_Requirement_
Those lines of the data that hold the word "Required" are to be copied out.

_Recorded information_

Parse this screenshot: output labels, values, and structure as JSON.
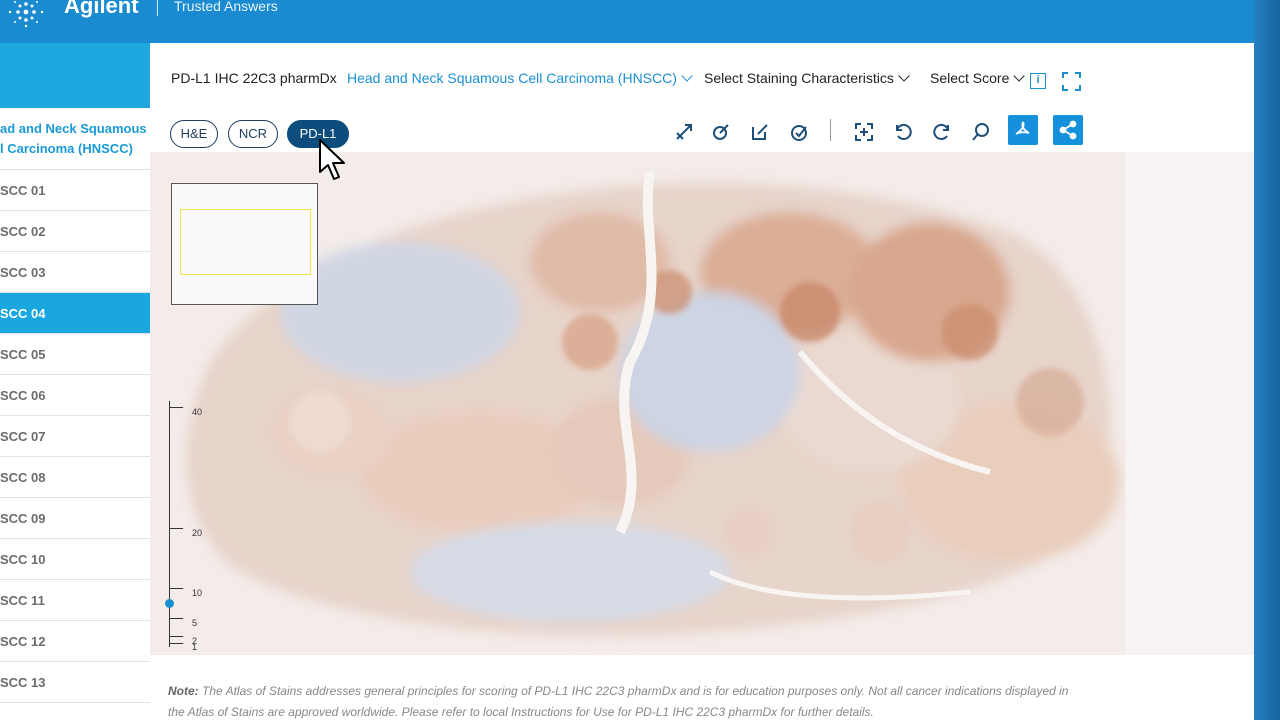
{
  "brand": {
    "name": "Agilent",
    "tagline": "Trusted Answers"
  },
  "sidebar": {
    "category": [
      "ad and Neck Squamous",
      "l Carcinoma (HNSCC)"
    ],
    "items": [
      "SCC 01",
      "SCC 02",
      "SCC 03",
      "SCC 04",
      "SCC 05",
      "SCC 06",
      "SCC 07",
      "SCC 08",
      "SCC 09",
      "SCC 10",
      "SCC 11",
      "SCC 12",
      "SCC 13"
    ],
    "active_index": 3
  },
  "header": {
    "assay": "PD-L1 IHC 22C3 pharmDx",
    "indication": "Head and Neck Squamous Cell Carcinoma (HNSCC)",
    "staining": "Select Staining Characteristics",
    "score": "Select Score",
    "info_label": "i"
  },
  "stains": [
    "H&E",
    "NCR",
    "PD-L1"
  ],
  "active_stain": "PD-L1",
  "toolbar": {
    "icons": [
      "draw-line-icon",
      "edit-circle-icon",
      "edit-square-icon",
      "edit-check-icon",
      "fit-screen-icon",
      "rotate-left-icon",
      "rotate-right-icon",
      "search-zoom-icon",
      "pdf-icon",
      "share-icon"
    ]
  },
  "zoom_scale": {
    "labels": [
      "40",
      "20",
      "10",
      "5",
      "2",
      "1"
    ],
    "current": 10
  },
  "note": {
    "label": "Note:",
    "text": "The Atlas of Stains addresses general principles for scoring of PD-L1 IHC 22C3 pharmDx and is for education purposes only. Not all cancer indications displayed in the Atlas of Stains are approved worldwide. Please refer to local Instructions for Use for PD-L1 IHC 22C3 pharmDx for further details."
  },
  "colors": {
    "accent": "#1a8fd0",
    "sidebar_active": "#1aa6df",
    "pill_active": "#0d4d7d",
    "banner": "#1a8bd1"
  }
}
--
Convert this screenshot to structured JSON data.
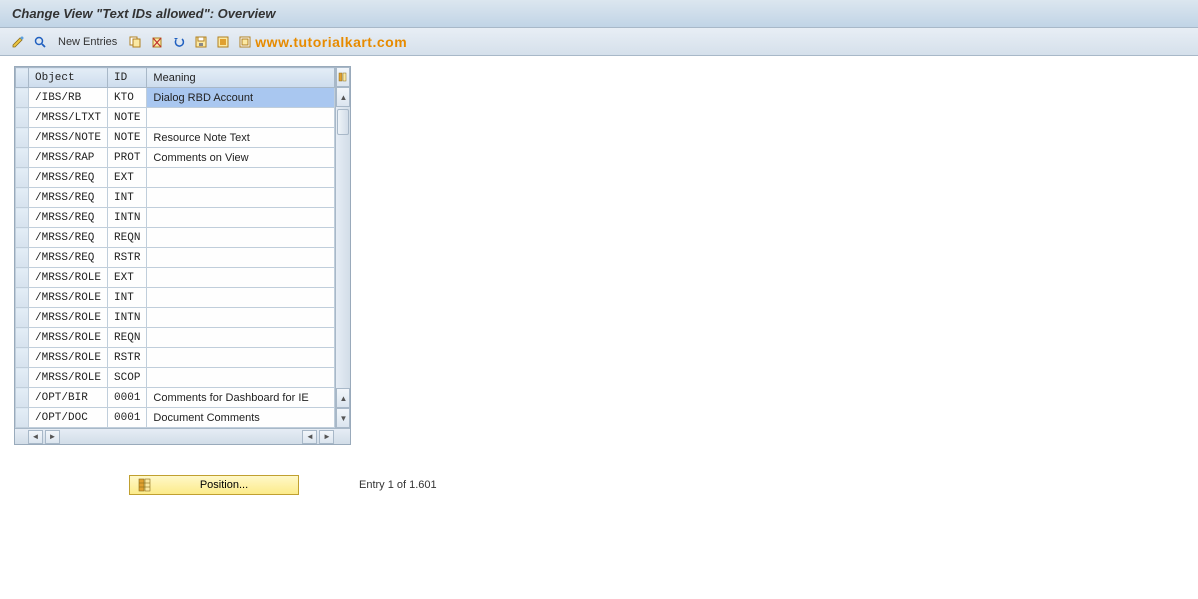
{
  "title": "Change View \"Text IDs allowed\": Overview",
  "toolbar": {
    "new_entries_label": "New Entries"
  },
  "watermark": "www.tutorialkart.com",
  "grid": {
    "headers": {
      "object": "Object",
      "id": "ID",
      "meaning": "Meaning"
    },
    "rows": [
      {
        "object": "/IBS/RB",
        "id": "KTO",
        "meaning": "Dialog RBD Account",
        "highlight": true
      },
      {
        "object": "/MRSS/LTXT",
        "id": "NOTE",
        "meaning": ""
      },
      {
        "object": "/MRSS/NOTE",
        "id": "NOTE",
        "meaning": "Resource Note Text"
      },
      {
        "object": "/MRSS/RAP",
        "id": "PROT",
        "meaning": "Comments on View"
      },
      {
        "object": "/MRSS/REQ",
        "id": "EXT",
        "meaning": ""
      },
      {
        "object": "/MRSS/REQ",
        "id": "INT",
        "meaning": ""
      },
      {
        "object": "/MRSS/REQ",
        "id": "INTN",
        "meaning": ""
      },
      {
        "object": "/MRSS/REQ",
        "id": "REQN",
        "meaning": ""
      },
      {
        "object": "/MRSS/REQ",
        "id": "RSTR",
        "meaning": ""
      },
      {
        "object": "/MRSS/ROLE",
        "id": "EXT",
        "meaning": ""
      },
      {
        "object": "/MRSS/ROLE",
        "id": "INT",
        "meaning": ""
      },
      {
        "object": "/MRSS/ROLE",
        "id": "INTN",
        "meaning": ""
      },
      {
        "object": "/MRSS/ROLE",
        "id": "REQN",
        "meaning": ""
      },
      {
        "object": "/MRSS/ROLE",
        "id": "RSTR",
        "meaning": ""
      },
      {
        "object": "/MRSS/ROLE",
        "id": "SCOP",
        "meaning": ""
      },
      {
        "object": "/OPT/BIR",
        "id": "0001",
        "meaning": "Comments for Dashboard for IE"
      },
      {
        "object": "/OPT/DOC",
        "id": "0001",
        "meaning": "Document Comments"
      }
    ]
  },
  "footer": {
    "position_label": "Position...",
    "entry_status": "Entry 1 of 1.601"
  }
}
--
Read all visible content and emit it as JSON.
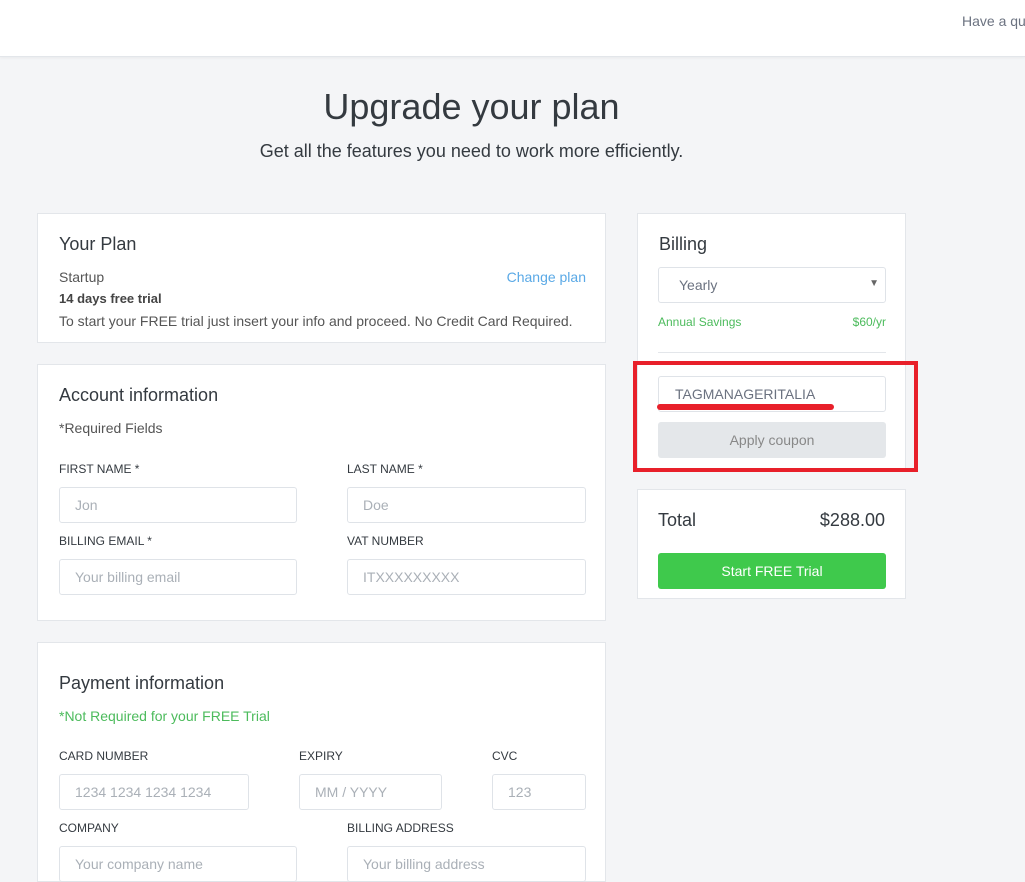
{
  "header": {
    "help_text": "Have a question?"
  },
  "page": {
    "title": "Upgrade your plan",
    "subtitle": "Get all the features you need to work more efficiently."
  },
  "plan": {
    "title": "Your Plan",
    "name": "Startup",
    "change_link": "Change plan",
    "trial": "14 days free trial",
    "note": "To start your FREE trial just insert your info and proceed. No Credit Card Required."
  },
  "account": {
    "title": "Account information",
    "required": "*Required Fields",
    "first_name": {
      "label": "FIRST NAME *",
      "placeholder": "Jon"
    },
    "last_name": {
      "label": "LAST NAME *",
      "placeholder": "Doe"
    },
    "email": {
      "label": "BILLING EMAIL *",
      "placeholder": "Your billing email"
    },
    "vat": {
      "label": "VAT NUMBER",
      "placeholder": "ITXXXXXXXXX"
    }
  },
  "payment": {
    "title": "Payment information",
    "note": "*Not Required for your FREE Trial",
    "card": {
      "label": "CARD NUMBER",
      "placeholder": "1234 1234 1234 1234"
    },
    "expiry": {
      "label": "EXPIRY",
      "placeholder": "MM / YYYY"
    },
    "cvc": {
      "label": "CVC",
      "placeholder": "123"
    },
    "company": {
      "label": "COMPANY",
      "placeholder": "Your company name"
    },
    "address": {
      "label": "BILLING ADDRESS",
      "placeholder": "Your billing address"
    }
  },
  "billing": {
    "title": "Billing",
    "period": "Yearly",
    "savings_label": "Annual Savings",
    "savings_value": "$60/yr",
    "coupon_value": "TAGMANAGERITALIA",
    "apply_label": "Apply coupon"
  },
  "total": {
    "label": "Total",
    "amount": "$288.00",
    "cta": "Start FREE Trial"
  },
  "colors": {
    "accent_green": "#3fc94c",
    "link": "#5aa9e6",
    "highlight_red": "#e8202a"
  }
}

_Response to the exercise_
    "note": "To start your FREE trial just insert your info and proceed. No Credit Card Required."
    "required": "*Required Fields",
    "note": "*Not Required for your FREE Trial",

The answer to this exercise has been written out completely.